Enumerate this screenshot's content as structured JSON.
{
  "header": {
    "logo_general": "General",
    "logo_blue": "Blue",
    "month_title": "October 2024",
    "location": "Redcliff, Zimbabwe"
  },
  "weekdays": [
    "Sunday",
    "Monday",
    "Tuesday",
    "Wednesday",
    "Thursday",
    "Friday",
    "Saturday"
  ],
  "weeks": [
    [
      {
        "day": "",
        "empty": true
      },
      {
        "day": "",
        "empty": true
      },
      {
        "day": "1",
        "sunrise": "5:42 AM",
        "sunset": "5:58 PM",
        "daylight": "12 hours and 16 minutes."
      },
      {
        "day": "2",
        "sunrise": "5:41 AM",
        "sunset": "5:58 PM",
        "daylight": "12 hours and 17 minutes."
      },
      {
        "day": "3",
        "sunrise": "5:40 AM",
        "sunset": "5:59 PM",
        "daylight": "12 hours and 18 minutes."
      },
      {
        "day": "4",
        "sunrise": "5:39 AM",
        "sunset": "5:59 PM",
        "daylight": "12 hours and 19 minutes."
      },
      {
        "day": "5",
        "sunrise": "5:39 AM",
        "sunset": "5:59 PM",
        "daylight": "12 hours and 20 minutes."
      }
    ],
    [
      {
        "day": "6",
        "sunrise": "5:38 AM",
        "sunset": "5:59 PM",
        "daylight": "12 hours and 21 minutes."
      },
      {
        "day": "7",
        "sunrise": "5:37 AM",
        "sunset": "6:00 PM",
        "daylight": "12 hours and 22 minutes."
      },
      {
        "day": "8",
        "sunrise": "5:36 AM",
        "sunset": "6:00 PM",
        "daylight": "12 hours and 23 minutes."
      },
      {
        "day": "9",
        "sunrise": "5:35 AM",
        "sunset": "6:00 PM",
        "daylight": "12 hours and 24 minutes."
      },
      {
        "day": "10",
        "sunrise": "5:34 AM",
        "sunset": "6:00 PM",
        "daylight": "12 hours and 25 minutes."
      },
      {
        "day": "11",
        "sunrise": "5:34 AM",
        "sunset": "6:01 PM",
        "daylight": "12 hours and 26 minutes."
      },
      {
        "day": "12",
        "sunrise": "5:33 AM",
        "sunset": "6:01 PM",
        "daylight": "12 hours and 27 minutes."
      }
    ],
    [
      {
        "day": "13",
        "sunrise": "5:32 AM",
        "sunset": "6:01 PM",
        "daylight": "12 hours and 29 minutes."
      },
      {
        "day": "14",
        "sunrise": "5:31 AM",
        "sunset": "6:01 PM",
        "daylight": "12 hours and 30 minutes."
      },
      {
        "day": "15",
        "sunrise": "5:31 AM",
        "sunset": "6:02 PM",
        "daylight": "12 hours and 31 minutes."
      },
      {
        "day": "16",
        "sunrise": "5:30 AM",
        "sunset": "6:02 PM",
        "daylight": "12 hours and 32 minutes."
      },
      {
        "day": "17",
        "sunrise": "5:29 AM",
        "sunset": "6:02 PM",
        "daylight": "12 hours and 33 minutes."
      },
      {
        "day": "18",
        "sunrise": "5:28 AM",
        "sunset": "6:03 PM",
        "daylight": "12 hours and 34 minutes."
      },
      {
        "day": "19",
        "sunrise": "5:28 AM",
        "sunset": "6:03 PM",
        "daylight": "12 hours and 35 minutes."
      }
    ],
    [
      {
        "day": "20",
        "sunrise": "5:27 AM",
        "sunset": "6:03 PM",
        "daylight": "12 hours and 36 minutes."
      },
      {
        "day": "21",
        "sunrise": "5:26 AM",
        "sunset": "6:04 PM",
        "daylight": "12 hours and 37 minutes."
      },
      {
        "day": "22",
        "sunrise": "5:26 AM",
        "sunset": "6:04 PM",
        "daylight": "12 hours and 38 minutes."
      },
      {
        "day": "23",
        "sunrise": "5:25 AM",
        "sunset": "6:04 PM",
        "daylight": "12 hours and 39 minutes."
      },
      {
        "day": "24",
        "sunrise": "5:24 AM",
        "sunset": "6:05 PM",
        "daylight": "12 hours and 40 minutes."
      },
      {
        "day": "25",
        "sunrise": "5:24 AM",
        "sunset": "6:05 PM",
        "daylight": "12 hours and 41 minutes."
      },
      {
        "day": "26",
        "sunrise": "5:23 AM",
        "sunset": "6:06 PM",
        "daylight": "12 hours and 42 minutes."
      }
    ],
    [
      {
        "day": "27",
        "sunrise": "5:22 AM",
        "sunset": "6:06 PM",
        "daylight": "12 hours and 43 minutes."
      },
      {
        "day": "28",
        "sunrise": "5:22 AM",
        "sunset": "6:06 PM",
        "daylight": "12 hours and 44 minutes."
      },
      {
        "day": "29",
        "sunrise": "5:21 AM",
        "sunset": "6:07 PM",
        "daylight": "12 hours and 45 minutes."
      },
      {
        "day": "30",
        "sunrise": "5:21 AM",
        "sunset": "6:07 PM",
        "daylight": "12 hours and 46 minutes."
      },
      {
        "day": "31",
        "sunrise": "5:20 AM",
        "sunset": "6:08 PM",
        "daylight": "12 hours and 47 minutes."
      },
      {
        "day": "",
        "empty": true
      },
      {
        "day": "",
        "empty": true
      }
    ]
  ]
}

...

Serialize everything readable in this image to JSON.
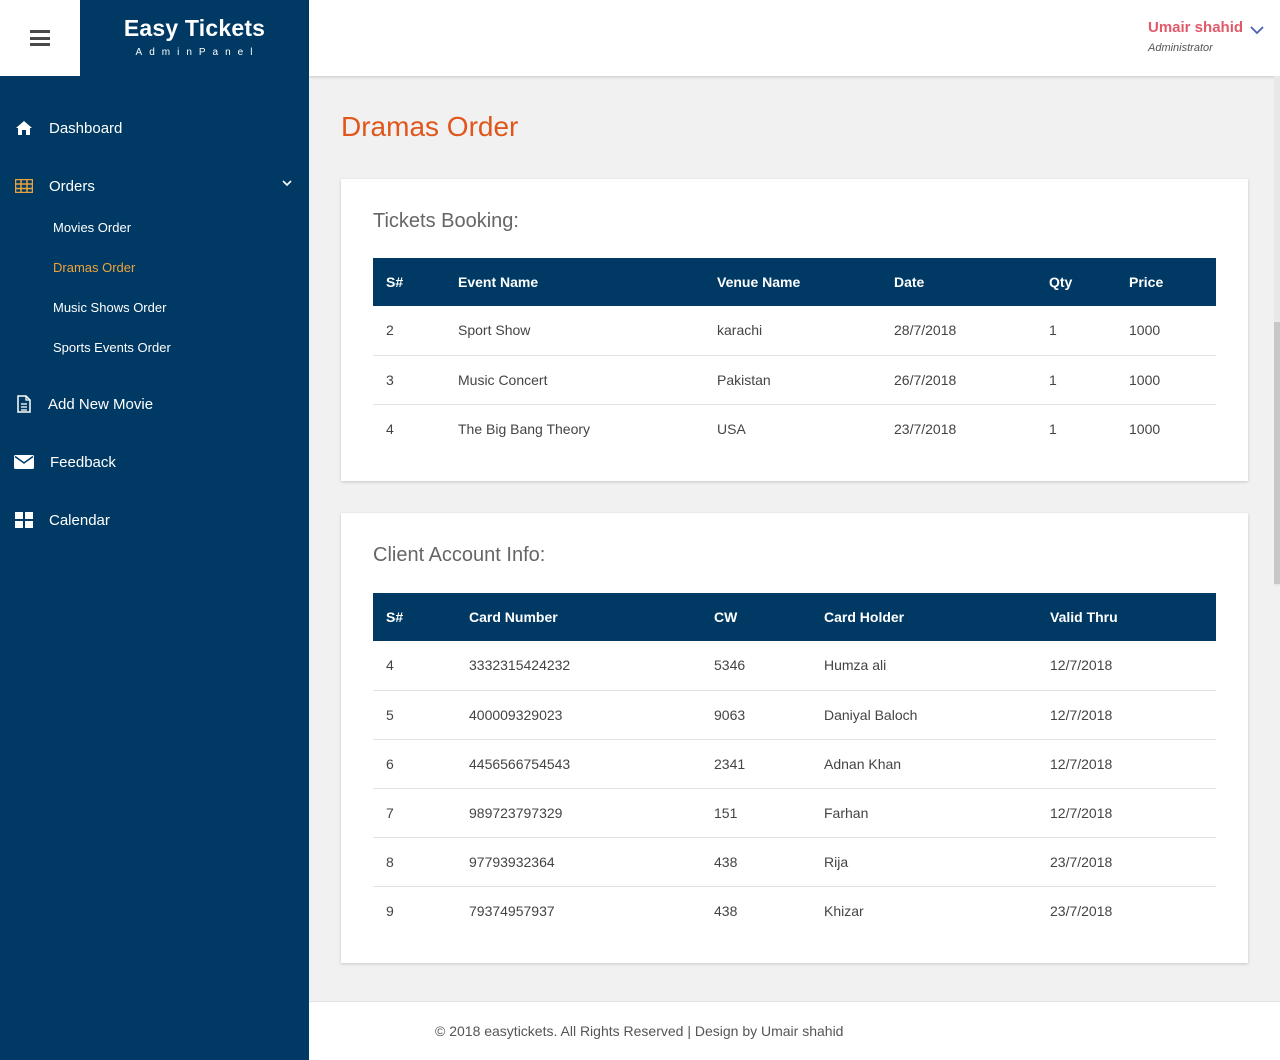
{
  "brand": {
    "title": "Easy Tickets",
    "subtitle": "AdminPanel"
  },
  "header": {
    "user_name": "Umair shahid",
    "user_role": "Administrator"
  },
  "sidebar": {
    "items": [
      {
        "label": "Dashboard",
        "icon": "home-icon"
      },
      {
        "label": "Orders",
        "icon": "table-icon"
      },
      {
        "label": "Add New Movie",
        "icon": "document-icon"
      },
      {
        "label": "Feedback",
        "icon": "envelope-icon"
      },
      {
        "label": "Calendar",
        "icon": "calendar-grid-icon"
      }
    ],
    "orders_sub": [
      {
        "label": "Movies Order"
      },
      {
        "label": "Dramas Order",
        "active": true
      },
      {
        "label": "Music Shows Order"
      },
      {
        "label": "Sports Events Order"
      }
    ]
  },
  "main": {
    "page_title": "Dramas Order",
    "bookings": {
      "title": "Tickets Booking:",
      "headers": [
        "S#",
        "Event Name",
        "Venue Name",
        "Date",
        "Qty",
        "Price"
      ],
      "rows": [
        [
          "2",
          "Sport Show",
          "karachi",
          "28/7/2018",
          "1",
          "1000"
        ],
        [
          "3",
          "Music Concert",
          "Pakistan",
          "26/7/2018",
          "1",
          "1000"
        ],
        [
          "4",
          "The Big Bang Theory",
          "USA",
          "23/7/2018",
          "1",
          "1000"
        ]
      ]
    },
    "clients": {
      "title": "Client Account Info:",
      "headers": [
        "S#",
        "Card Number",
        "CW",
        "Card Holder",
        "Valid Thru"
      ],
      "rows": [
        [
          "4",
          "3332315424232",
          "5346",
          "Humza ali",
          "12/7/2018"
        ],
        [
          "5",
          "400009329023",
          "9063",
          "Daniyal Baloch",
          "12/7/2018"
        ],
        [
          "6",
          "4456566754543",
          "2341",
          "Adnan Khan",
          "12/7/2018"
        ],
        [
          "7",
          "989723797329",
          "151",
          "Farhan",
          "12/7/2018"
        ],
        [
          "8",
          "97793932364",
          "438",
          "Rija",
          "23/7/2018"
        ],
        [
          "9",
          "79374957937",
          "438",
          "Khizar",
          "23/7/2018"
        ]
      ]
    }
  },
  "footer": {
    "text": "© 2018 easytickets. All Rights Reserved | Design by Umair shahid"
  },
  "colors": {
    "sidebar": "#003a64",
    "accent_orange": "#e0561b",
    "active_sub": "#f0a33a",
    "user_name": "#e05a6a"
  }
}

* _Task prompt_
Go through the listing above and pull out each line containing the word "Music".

* _Answer to this task_
        "label": "Music Shows Order"
          "Music Concert",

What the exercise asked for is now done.